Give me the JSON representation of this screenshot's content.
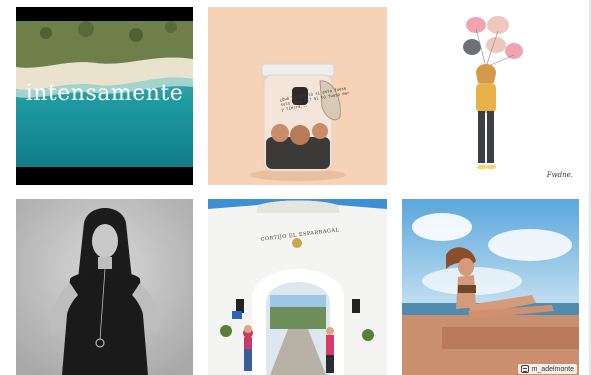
{
  "gallery": {
    "posts": [
      {
        "kind": "video-cover",
        "caption": "intensamente"
      },
      {
        "kind": "product-jar",
        "label_text": "¿Qué harías tú si esto fuese solo para ti? Si tú fuese mar y tierra..."
      },
      {
        "kind": "illustration",
        "signature": "Fwdne."
      },
      {
        "kind": "portrait-bw"
      },
      {
        "kind": "archway",
        "sign_text": "CORTIJO EL ESPARRAGAL"
      },
      {
        "kind": "beach-pose",
        "repost_handle": "m_adelmonte"
      }
    ]
  }
}
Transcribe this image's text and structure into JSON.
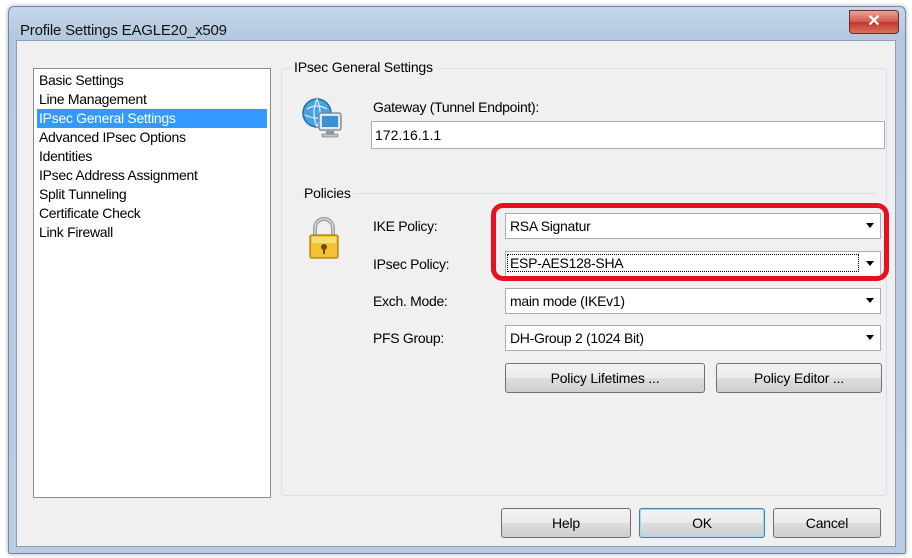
{
  "window": {
    "title": "Profile Settings   EAGLE20_x509",
    "close_glyph": "✕"
  },
  "nav": {
    "items": [
      {
        "label": "Basic Settings",
        "selected": false
      },
      {
        "label": "Line Management",
        "selected": false
      },
      {
        "label": "IPsec General Settings",
        "selected": true
      },
      {
        "label": "Advanced IPsec Options",
        "selected": false
      },
      {
        "label": "Identities",
        "selected": false
      },
      {
        "label": "IPsec Address Assignment",
        "selected": false
      },
      {
        "label": "Split Tunneling",
        "selected": false
      },
      {
        "label": "Certificate Check",
        "selected": false
      },
      {
        "label": "Link Firewall",
        "selected": false
      }
    ]
  },
  "general": {
    "legend": "IPsec General Settings",
    "gateway_label": "Gateway (Tunnel Endpoint):",
    "gateway_value": "172.16.1.1"
  },
  "policies": {
    "legend": "Policies",
    "ike_label": "IKE Policy:",
    "ike_value": "RSA Signatur",
    "ipsec_label": "IPsec Policy:",
    "ipsec_value": "ESP-AES128-SHA",
    "exch_label": "Exch. Mode:",
    "exch_value": "main mode (IKEv1)",
    "pfs_label": "PFS Group:",
    "pfs_value": "DH-Group 2 (1024 Bit)",
    "lifetimes_button": "Policy Lifetimes ...",
    "editor_button": "Policy Editor ..."
  },
  "footer": {
    "help": "Help",
    "ok": "OK",
    "cancel": "Cancel"
  },
  "colors": {
    "selection": "#3399ff",
    "highlight_ring": "#e8101e",
    "close_button": "#c3352a"
  },
  "icons": {
    "gateway": "network-computer-icon",
    "policies": "padlock-icon"
  }
}
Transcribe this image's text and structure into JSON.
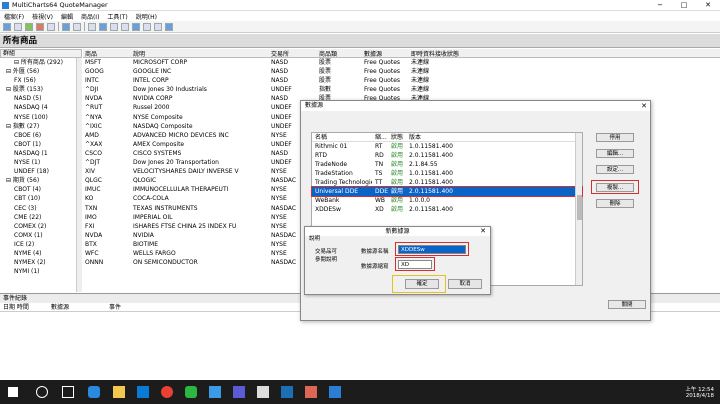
{
  "window": {
    "title": "MultiCharts64 QuoteManager",
    "min": "−",
    "max": "□",
    "close": "✕"
  },
  "menu": [
    "檔案(F)",
    "檢視(V)",
    "編輯",
    "商品(I)",
    "工具(T)",
    "說明(H)"
  ],
  "section_title": "所有商品",
  "tree": {
    "header": "群組",
    "items": [
      "⊟ 所有商品 (292)",
      "⊟ 外匯 (56)",
      "FX (56)",
      "⊟ 股票 (153)",
      "NASD (5)",
      "NASDAQ (4",
      "NYSE (100)",
      "⊟ 指數 (27)",
      "CBOE (6)",
      "CBOT (1)",
      "NASDAQ (1",
      "NYSE (1)",
      "UNDEF (18)",
      "⊟ 期貨 (56)",
      "CBOT (4)",
      "CBT (10)",
      "CEC (3)",
      "CME (22)",
      "COMEX (2)",
      "COMX (1)",
      "ICE (2)",
      "NYME (4)",
      "NYMEX (2)",
      "NYMI (1)"
    ]
  },
  "grid": {
    "headers": [
      "商品",
      "說明",
      "交易所",
      "商品類",
      "數據源",
      "即時資料接收狀態"
    ],
    "rows": [
      [
        "MSFT",
        "MICROSOFT CORP",
        "NASD",
        "股票",
        "Free Quotes",
        "未連線"
      ],
      [
        "GOOG",
        "GOOGLE INC",
        "NASD",
        "股票",
        "Free Quotes",
        "未連線"
      ],
      [
        "INTC",
        "INTEL CORP",
        "NASD",
        "股票",
        "Free Quotes",
        "未連線"
      ],
      [
        "^DJI",
        "Dow Jones 30 Industrials",
        "UNDEF",
        "指數",
        "Free Quotes",
        "未連線"
      ],
      [
        "NVDA",
        "NVIDIA CORP",
        "NASD",
        "股票",
        "Free Quotes",
        "未連線"
      ],
      [
        "^RUT",
        "Russel 2000",
        "UNDEF",
        "",
        "",
        ""
      ],
      [
        "^NYA",
        "NYSE Composite",
        "UNDEF",
        "",
        "",
        ""
      ],
      [
        "^IXIC",
        "NASDAQ Composite",
        "UNDEF",
        "",
        "",
        ""
      ],
      [
        "AMD",
        "ADVANCED MICRO DEVICES INC",
        "NYSE",
        "",
        "",
        ""
      ],
      [
        "^XAX",
        "AMEX Composite",
        "UNDEF",
        "",
        "",
        ""
      ],
      [
        "CSCO",
        "CISCO SYSTEMS",
        "NASD",
        "",
        "",
        ""
      ],
      [
        "^DJT",
        "Dow Jones 20 Transportation",
        "UNDEF",
        "",
        "",
        ""
      ],
      [
        "XIV",
        "VELOCITYSHARES DAILY INVERSE V",
        "NYSE",
        "",
        "",
        ""
      ],
      [
        "QLGC",
        "QLOGIC",
        "NASDAC",
        "",
        "",
        ""
      ],
      [
        "IMUC",
        "IMMUNOCELLULAR THERAPEUTI",
        "NYSE",
        "",
        "",
        ""
      ],
      [
        "KO",
        "COCA-COLA",
        "NYSE",
        "",
        "",
        ""
      ],
      [
        "TXN",
        "TEXAS INSTRUMENTS",
        "NASDAC",
        "",
        "",
        ""
      ],
      [
        "IMO",
        "IMPERIAL OIL",
        "NYSE",
        "",
        "",
        ""
      ],
      [
        "FXI",
        "ISHARES FTSE CHINA 25 INDEX FU",
        "NYSE",
        "",
        "",
        ""
      ],
      [
        "NVDA",
        "NVIDIA",
        "NASDAC",
        "",
        "",
        ""
      ],
      [
        "BTX",
        "BIOTIME",
        "NYSE",
        "",
        "",
        ""
      ],
      [
        "WFC",
        "WELLS FARGO",
        "NYSE",
        "",
        "",
        ""
      ],
      [
        "ONNN",
        "ON SEMICONDUCTOR",
        "NASDAC",
        "",
        "",
        ""
      ]
    ]
  },
  "events": {
    "title": "事件紀錄",
    "cols": [
      "日期 時間",
      "數據源",
      "事件"
    ]
  },
  "dialog": {
    "title": "數據源",
    "close": "✕",
    "headers": [
      "名稱",
      "縮...",
      "狀態",
      "版本"
    ],
    "rows": [
      [
        "Rithmic 01",
        "RT",
        "啟用",
        "1.0.11581.400"
      ],
      [
        "RTD",
        "RD",
        "啟用",
        "2.0.11581.400"
      ],
      [
        "TradeNode",
        "TN",
        "啟用",
        "2.1.84.55"
      ],
      [
        "TradeStation",
        "TS",
        "啟用",
        "1.0.11581.400"
      ],
      [
        "Trading Technologies",
        "TT",
        "啟用",
        "2.0.11581.400"
      ],
      [
        "Universal DDE",
        "DDE",
        "啟用",
        "2.0.11581.400"
      ],
      [
        "WeBank",
        "WB",
        "啟用",
        "1.0.0.0"
      ],
      [
        "XDDESw",
        "XD",
        "啟用",
        "2.0.11581.400"
      ]
    ],
    "buttons": [
      "停用",
      "編輯...",
      "設定...",
      "複製...",
      "刪除",
      "關閉"
    ]
  },
  "subdialog": {
    "title": "新數據源",
    "close": "✕",
    "desc_label": "說明",
    "left_text1": "交易品可",
    "left_text2": "參閱說明",
    "name_label": "數據源名稱",
    "name_value": "XDDESw",
    "abbr_label": "數據源縮寫",
    "abbr_value": "XD",
    "ok": "確定",
    "cancel": "取消"
  },
  "tray": {
    "time": "上午 12:54",
    "date": "2018/4/18"
  }
}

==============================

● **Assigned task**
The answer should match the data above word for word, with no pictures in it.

● **Your response**
Give me the JSON representation of this screenshot's content.
{
  "gallery": {
    "posts": [
      {
        "kind": "video-cover",
        "caption": "intensamente"
      },
      {
        "kind": "product-jar",
        "label_text": "¿Qué harías tú si esto fuese solo para ti? Si tú fuese mar y tierra..."
      },
      {
        "kind": "illustration",
        "signature": "Fwdne."
      },
      {
        "kind": "portrait-bw"
      },
      {
        "kind": "archway",
        "sign_text": "CORTIJO EL ESPARRAGAL"
      },
      {
        "kind": "beach-pose",
        "repost_handle": "m_adelmonte"
      }
    ]
  }
}
Transcribe this image's text and structure into JSON.
{
  "window": {
    "title": "Profile Settings   EAGLE20_x509",
    "close_glyph": "✕"
  },
  "nav": {
    "items": [
      {
        "label": "Basic Settings",
        "selected": false
      },
      {
        "label": "Line Management",
        "selected": false
      },
      {
        "label": "IPsec General Settings",
        "selected": true
      },
      {
        "label": "Advanced IPsec Options",
        "selected": false
      },
      {
        "label": "Identities",
        "selected": false
      },
      {
        "label": "IPsec Address Assignment",
        "selected": false
      },
      {
        "label": "Split Tunneling",
        "selected": false
      },
      {
        "label": "Certificate Check",
        "selected": false
      },
      {
        "label": "Link Firewall",
        "selected": false
      }
    ]
  },
  "general": {
    "legend": "IPsec General Settings",
    "gateway_label": "Gateway (Tunnel Endpoint):",
    "gateway_value": "172.16.1.1"
  },
  "policies": {
    "legend": "Policies",
    "ike_label": "IKE Policy:",
    "ike_value": "RSA Signatur",
    "ipsec_label": "IPsec Policy:",
    "ipsec_value": "ESP-AES128-SHA",
    "exch_label": "Exch. Mode:",
    "exch_value": "main mode (IKEv1)",
    "pfs_label": "PFS Group:",
    "pfs_value": "DH-Group 2 (1024 Bit)",
    "lifetimes_button": "Policy Lifetimes ...",
    "editor_button": "Policy Editor ..."
  },
  "footer": {
    "help": "Help",
    "ok": "OK",
    "cancel": "Cancel"
  },
  "colors": {
    "selection": "#3399ff",
    "highlight_ring": "#e8101e",
    "close_button": "#c3352a"
  },
  "icons": {
    "gateway": "network-computer-icon",
    "policies": "padlock-icon"
  }
}
Transcribe this image's text and structure into JSON.
{
  "window": {
    "title": "MultiCharts64 QuoteManager",
    "min": "−",
    "max": "□",
    "close": "✕"
  },
  "menu": [
    "檔案(F)",
    "檢視(V)",
    "編輯",
    "商品(I)",
    "工具(T)",
    "說明(H)"
  ],
  "section_title": "所有商品",
  "tree": {
    "header": "群組",
    "items": [
      "⊟ 所有商品 (292)",
      "⊟ 外匯 (56)",
      "FX (56)",
      "⊟ 股票 (153)",
      "NASD (5)",
      "NASDAQ (4",
      "NYSE (100)",
      "⊟ 指數 (27)",
      "CBOE (6)",
      "CBOT (1)",
      "NASDAQ (1",
      "NYSE (1)",
      "UNDEF (18)",
      "⊟ 期貨 (56)",
      "CBOT (4)",
      "CBT (10)",
      "CEC (3)",
      "CME (22)",
      "COMEX (2)",
      "COMX (1)",
      "ICE (2)",
      "NYME (4)",
      "NYMEX (2)",
      "NYMI (1)"
    ]
  },
  "grid": {
    "headers": [
      "商品",
      "說明",
      "交易所",
      "商品類",
      "數據源",
      "即時資料接收狀態"
    ],
    "rows": [
      [
        "MSFT",
        "MICROSOFT CORP",
        "NASD",
        "股票",
        "Free Quotes",
        "未連線"
      ],
      [
        "GOOG",
        "GOOGLE INC",
        "NASD",
        "股票",
        "Free Quotes",
        "未連線"
      ],
      [
        "INTC",
        "INTEL CORP",
        "NASD",
        "股票",
        "Free Quotes",
        "未連線"
      ],
      [
        "^DJI",
        "Dow Jones 30 Industrials",
        "UNDEF",
        "指數",
        "Free Quotes",
        "未連線"
      ],
      [
        "NVDA",
        "NVIDIA CORP",
        "NASD",
        "股票",
        "Free Quotes",
        "未連線"
      ],
      [
        "^RUT",
        "Russel 2000",
        "UNDEF",
        "",
        "",
        ""
      ],
      [
        "^NYA",
        "NYSE Composite",
        "UNDEF",
        "",
        "",
        ""
      ],
      [
        "^IXIC",
        "NASDAQ Composite",
        "UNDEF",
        "",
        "",
        ""
      ],
      [
        "AMD",
        "ADVANCED MICRO DEVICES INC",
        "NYSE",
        "",
        "",
        ""
      ],
      [
        "^XAX",
        "AMEX Composite",
        "UNDEF",
        "",
        "",
        ""
      ],
      [
        "CSCO",
        "CISCO SYSTEMS",
        "NASD",
        "",
        "",
        ""
      ],
      [
        "^DJT",
        "Dow Jones 20 Transportation",
        "UNDEF",
        "",
        "",
        ""
      ],
      [
        "XIV",
        "VELOCITYSHARES DAILY INVERSE V",
        "NYSE",
        "",
        "",
        ""
      ],
      [
        "QLGC",
        "QLOGIC",
        "NASDAC",
        "",
        "",
        ""
      ],
      [
        "IMUC",
        "IMMUNOCELLULAR THERAPEUTI",
        "NYSE",
        "",
        "",
        ""
      ],
      [
        "KO",
        "COCA-COLA",
        "NYSE",
        "",
        "",
        ""
      ],
      [
        "TXN",
        "TEXAS INSTRUMENTS",
        "NASDAC",
        "",
        "",
        ""
      ],
      [
        "IMO",
        "IMPERIAL OIL",
        "NYSE",
        "",
        "",
        ""
      ],
      [
        "FXI",
        "ISHARES FTSE CHINA 25 INDEX FU",
        "NYSE",
        "",
        "",
        ""
      ],
      [
        "NVDA",
        "NVIDIA",
        "NASDAC",
        "",
        "",
        ""
      ],
      [
        "BTX",
        "BIOTIME",
        "NYSE",
        "",
        "",
        ""
      ],
      [
        "WFC",
        "WELLS FARGO",
        "NYSE",
        "",
        "",
        ""
      ],
      [
        "ONNN",
        "ON SEMICONDUCTOR",
        "NASDAC",
        "",
        "",
        ""
      ]
    ]
  },
  "events": {
    "title": "事件紀錄",
    "cols": [
      "日期 時間",
      "數據源",
      "事件"
    ]
  },
  "dialog": {
    "title": "數據源",
    "close": "✕",
    "headers": [
      "名稱",
      "縮...",
      "狀態",
      "版本"
    ],
    "rows": [
      [
        "Rithmic 01",
        "RT",
        "啟用",
        "1.0.11581.400"
      ],
      [
        "RTD",
        "RD",
        "啟用",
        "2.0.11581.400"
      ],
      [
        "TradeNode",
        "TN",
        "啟用",
        "2.1.84.55"
      ],
      [
        "TradeStation",
        "TS",
        "啟用",
        "1.0.11581.400"
      ],
      [
        "Trading Technologies",
        "TT",
        "啟用",
        "2.0.11581.400"
      ],
      [
        "Universal DDE",
        "DDE",
        "啟用",
        "2.0.11581.400"
      ],
      [
        "WeBank",
        "WB",
        "啟用",
        "1.0.0.0"
      ],
      [
        "XDDESw",
        "XD",
        "啟用",
        "2.0.11581.400"
      ]
    ],
    "buttons": [
      "停用",
      "編輯...",
      "設定...",
      "複製...",
      "刪除",
      "關閉"
    ]
  },
  "subdialog": {
    "title": "新數據源",
    "close": "✕",
    "desc_label": "說明",
    "left_text1": "交易品可",
    "left_text2": "參閱說明",
    "name_label": "數據源名稱",
    "name_value": "XDDESw",
    "abbr_label": "數據源縮寫",
    "abbr_value": "XD",
    "ok": "確定",
    "cancel": "取消"
  },
  "tray": {
    "time": "上午 12:54",
    "date": "2018/4/18"
  }
}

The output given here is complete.